I first became interested in photography when I was about 16 when I bought a fabulous second hand Pentax K1000 and joined Lesmahagow Camera Club. As this was a completely manual camera (the only automatic function it had was a basic light meter) I had to quickly grasp the principles behind exposure and focus, otherwise ended up with no images, which is generally a bit discouraging! I progressed from taking snaps to developing and printing them and became fairly competent in the basics. Unfortunately I didn’t developed into a great printer and my results were never as punchy and contrasty as I would have liked, being more gray and white rather than black and white. Thank you photoshop!

I then went to college in Dundee and while I continued to take photos with my boyfriend, Michael, most of the reels of film never got developed as we were impoverished students and there were more important things to spend our meager funds on – like food! Photography was consigned to back-burner until studies were complete and careers were started. Although I did take some interesting shots of fungi and other microbial growth in the hulls of the Frigate Unicorn and HMS Discovery for my final year thesis, these had neither much artistic nor documentary merit and served only as a record as to where the sample cores were taken. I did however have fairly decent shot of the Unicorn’s figurehead on the front of the thesis to try and gain a few extra marks for presentation – style over content was my mantra even then!

In the mid 1990’s, when digital cameras started to emerge onto the market, Michael & I, with characteristic interest in new technology, decided to sell all of our old film equipment and buy a new fangled 1Megapixle Olympus Camedia compact. This was pretty much disastrous for our hobby – I hated not having the control I had over depth of field and shutter speed and the technical decision making process that for me makes a photograph something more than a snap shot were lost. While the cost benefits of not having to develop the films was an immediate benefit, there was no real end product and printing was difficult; the quality of bubblejet printing was pretty poor and dye sublimation was expensive. For me, the whole point of photography is to produce a print and so my interest in photography, died for about 10 years.

Then in 2002 Michael and I moved over to South Wales and a combination of inspiring landscape, some disposable income from some contract work I undertook over and above the day job and Canon releasing the first sub £1000 digital SLR in the form of the EOS 300D rekindled my interest. We joined Swansea Camera Club in 2004 and got swept along into a whole new emerging world of Camera’s, photoshop, sensors, printers, colour management etc. Slowly, by entering monthly club competitions, attending RPS evenings and workshops, submitting to international salons and reading every magazine and book I could lay my hands on, my work has slowly improved.

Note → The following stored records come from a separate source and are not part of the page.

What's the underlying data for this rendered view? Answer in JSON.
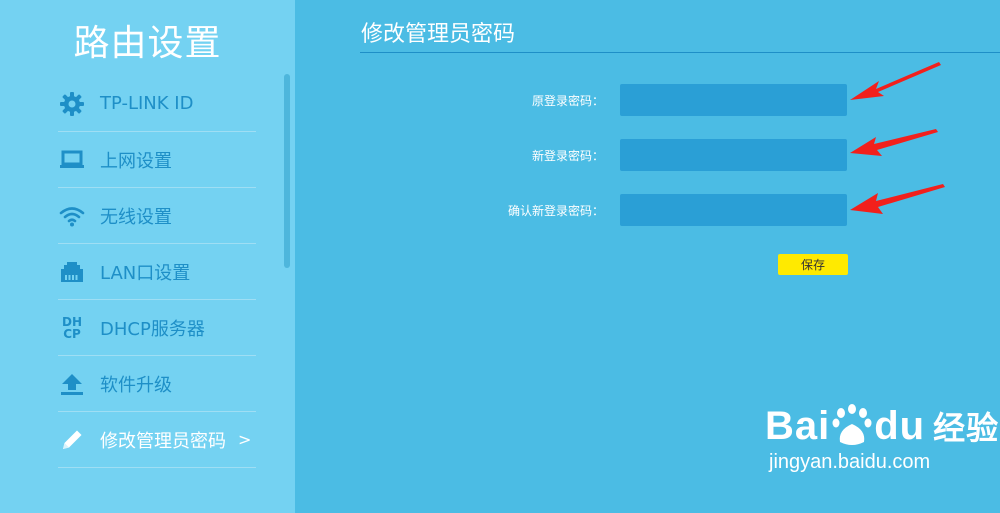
{
  "sidebar": {
    "title": "路由设置",
    "items": [
      {
        "label": "TP-LINK ID",
        "icon": "gear-icon"
      },
      {
        "label": "上网设置",
        "icon": "laptop-icon"
      },
      {
        "label": "无线设置",
        "icon": "wifi-icon"
      },
      {
        "label": "LAN口设置",
        "icon": "lan-port-icon"
      },
      {
        "label": "DHCP服务器",
        "icon": "dhcp-icon",
        "icon_text_top": "DH",
        "icon_text_bottom": "CP"
      },
      {
        "label": "软件升级",
        "icon": "upload-icon"
      },
      {
        "label": "修改管理员密码",
        "icon": "pencil-icon",
        "active": true,
        "arrow": ">"
      }
    ]
  },
  "main": {
    "title": "修改管理员密码",
    "fields": [
      {
        "label": "原登录密码：",
        "value": ""
      },
      {
        "label": "新登录密码：",
        "value": ""
      },
      {
        "label": "确认新登录密码：",
        "value": ""
      }
    ],
    "save_label": "保存"
  },
  "watermark": {
    "brand_left": "Bai",
    "brand_mid": "du",
    "brand_right": "经验",
    "url": "jingyan.baidu.com"
  },
  "colors": {
    "sidebar_bg": "#74d2f2",
    "main_bg": "#4bbce4",
    "input_bg": "#2a9fd6",
    "accent_text": "#1e8fc7",
    "save_button": "#ffea00",
    "annotation_arrow": "#f2201c"
  }
}
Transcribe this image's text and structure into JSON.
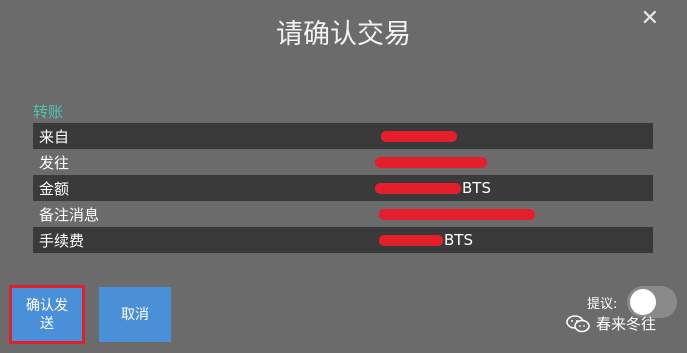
{
  "dialog": {
    "title": "请确认交易",
    "close_glyph": "✕"
  },
  "section": {
    "label": "转账"
  },
  "rows": [
    {
      "label": "来自",
      "unit": ""
    },
    {
      "label": "发往",
      "unit": ""
    },
    {
      "label": "金额",
      "unit": "BTS"
    },
    {
      "label": "备注消息",
      "unit": ""
    },
    {
      "label": "手续费",
      "unit": "BTS"
    }
  ],
  "buttons": {
    "confirm": "确认发\n送",
    "cancel": "取消"
  },
  "propose": {
    "label": "提议:",
    "enabled": false
  },
  "watermark": {
    "text": "春来冬往",
    "icon": "wechat-icon"
  },
  "colors": {
    "background": "#6b6b6b",
    "row_dark": "#3a3a3a",
    "section_accent": "#4fc3b3",
    "button": "#4a90d9",
    "redaction": "#e41e2b",
    "highlight_border": "#e0212c"
  }
}
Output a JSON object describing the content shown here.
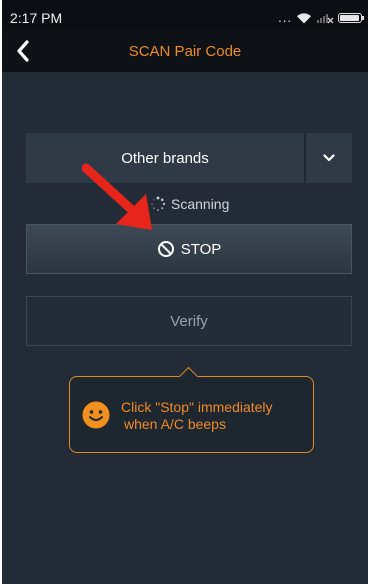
{
  "status_bar": {
    "time": "2:17 PM",
    "dots": "...",
    "icons": [
      "wifi-icon",
      "no-signal-icon",
      "battery-icon"
    ]
  },
  "header": {
    "title": "SCAN Pair Code",
    "back_icon": "chevron-left-icon"
  },
  "brand_select": {
    "value": "Other brands",
    "dropdown_icon": "chevron-down-icon"
  },
  "scanning": {
    "label": "Scanning",
    "icon": "spinner-icon"
  },
  "stop_button": {
    "label": "STOP",
    "icon": "prohibited-icon"
  },
  "verify_button": {
    "label": "Verify"
  },
  "tooltip": {
    "line1": "Click \"Stop\" immediately",
    "line2": "when A/C beeps",
    "icon": "smiley-icon"
  },
  "colors": {
    "accent": "#f08a24",
    "background": "#232c36",
    "arrow": "#e8251b"
  }
}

I was awarded the distinction of becoming an Associate of the Royal Photography Society in October 2008; the highlight of my photographic journey so far. My challenge now is to continue finding my own photographic voice, to develop my own style and discover new inspiration.

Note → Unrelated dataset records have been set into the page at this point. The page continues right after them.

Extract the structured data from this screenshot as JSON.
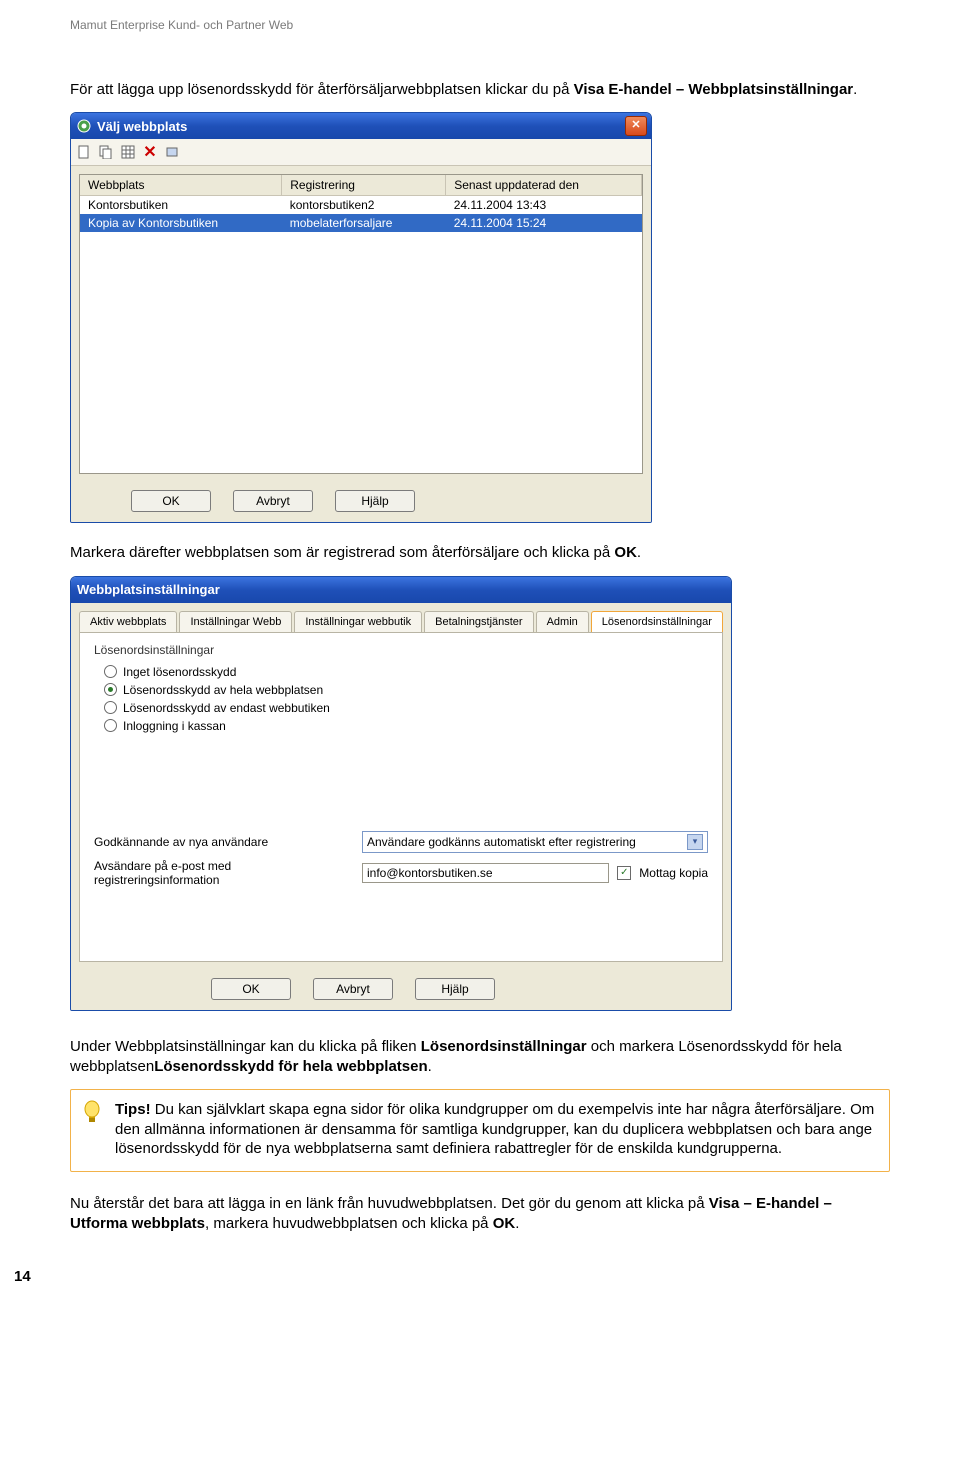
{
  "doc_header": "Mamut Enterprise Kund- och Partner Web",
  "para1_a": "För att lägga upp lösenordsskydd för återförsäljarwebbplatsen klickar du på ",
  "para1_b": "Visa E-handel – Webbplatsinställningar",
  "para1_c": ".",
  "dialog1": {
    "title": "Välj webbplats",
    "columns": [
      "Webbplats",
      "Registrering",
      "Senast uppdaterad den"
    ],
    "rows": [
      {
        "c0": "Kontorsbutiken",
        "c1": "kontorsbutiken2",
        "c2": "24.11.2004 13:43"
      },
      {
        "c0": "Kopia av Kontorsbutiken",
        "c1": "mobelaterforsaljare",
        "c2": "24.11.2004 15:24"
      }
    ],
    "ok": "OK",
    "cancel": "Avbryt",
    "help": "Hjälp"
  },
  "para2_a": "Markera därefter webbplatsen som är registrerad som återförsäljare och klicka på ",
  "para2_b": "OK",
  "para2_c": ".",
  "dialog2": {
    "title": "Webbplatsinställningar",
    "tabs": [
      "Aktiv webbplats",
      "Inställningar Webb",
      "Inställningar webbutik",
      "Betalningstjänster",
      "Admin",
      "Lösenordsinställningar"
    ],
    "panel_title": "Lösenordsinställningar",
    "radios": [
      "Inget lösenordsskydd",
      "Lösenordsskydd av hela webbplatsen",
      "Lösenordsskydd av endast webbutiken",
      "Inloggning i kassan"
    ],
    "radio_selected": 1,
    "approve_label": "Godkännande av nya användare",
    "approve_value": "Användare godkänns automatiskt efter registrering",
    "sender_label": "Avsändare på e-post med registreringsinformation",
    "sender_value": "info@kontorsbutiken.se",
    "copy_label": "Mottag kopia",
    "ok": "OK",
    "cancel": "Avbryt",
    "help": "Hjälp"
  },
  "para3_a": "Under Webbplatsinställningar kan du klicka på fliken ",
  "para3_b": "Lösenordsinställningar",
  "para3_c": " och markera ",
  "para3_d": "Lösenordsskydd för hela webbplatsen",
  "para3_e": ".",
  "tips": {
    "label": "Tips!",
    "body": " Du kan självklart skapa egna sidor för olika kundgrupper om du exempelvis inte har några återförsäljare. Om den allmänna informationen är densamma för samtliga kundgrupper, kan du duplicera webbplatsen och bara ange lösenordsskydd för de nya webbplatserna samt definiera rabattregler för de enskilda kundgrupperna."
  },
  "para4_a": "Nu återstår det bara att lägga in en länk från huvudwebbplatsen. Det gör du genom att klicka på ",
  "para4_b": "Visa – E-handel – Utforma webbplats",
  "para4_c": ", markera huvudwebbplatsen och klicka på ",
  "para4_d": "OK",
  "para4_e": ".",
  "page_number": "14"
}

Canon 1DS mk lllplus a Canon 5D converted to capture Infra Red
Canon 17 Tilt & shift - silly silly lens :-)
Canon 24–105 F4L – fabulous general purpose lens for full frame capture
Canon 70–200 F2.8L – heavy but stunning quality (worth the loss of feeling in arm!)
Canon 105 F2.8 Macro – again, bitingly sharp
Canon 580Ex speedlite & 430 speedlight – I really should use these more (as I was told in my ARPS adjudication), but I need to spend the time getting over my fear of flash)
Manfrotto Neotec tripod – heavy but the only support I can cope with thanks to its lack of locks and levers.